Iraqi forces have fought off an Islamic State attack on the city of Haditha in western Anbar province, police and the US-led coalition against the Sunni jihadist group said Tuesday.
Some 15 local Sunni tribal fighters and 10 policemen were killed over two days as the militants attempted to infiltrate the city from the town of Barwana on the opposite bank of the Euphrates river, Lieutenant Fouad Muhammad of the Haditha police told dpa.
Sunni-populated Anbar province is a stronghold of Islamic State.
Last week, Iraqi forces said they had recaptured the provincial capital, Ramadi, in their biggest victory over the extremist group in eight months - although some fighting continues around the city.
The jihadists had made several attacks near Haditha, which is about 110 kilometres north-west of Ramadi, Colonel Steve Warren, spokesman for the US-led coalition against Islamic State, wrote on Twitter.
"None of these attacks have been successful due to stronger ISF (Iraqi Security Forces) and @CJTFOIR (coalition) airstrikes," Warren wrote.
Iraqi forces had also cleared the jihadists out of Barwana, the scene of to-and-fro fighting over recent days, but expected another attack, Muhammad said.
He added that the jihadists had used "dozens" of explosive-rigged vehicles in the attacks. The tactic has been used to deadly effect by Islamic State in the past, notably in its capture of Ramadi, between Haditha and Baghdad, in May.

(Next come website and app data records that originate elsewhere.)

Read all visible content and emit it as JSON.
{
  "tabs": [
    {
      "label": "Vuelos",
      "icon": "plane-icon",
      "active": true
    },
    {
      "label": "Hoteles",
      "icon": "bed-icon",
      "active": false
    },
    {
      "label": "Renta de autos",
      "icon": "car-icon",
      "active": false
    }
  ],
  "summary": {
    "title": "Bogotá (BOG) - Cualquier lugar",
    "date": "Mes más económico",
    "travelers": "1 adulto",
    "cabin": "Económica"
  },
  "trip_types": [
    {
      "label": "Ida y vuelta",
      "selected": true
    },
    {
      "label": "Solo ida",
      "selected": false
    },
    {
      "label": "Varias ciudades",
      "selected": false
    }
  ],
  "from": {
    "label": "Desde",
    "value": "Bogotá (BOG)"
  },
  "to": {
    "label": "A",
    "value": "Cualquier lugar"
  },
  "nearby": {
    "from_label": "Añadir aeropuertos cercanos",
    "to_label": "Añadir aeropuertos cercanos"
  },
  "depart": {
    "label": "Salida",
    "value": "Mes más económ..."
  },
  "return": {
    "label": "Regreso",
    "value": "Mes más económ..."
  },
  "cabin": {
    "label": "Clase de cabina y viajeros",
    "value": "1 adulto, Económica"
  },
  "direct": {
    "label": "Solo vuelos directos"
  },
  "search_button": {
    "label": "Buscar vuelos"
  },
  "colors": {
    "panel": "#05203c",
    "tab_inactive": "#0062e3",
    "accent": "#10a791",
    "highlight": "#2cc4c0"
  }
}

The US military said in November that only 5 per cent of such attacks were effective after Iraqi forces received additional training and anti-armour weapons to combat them.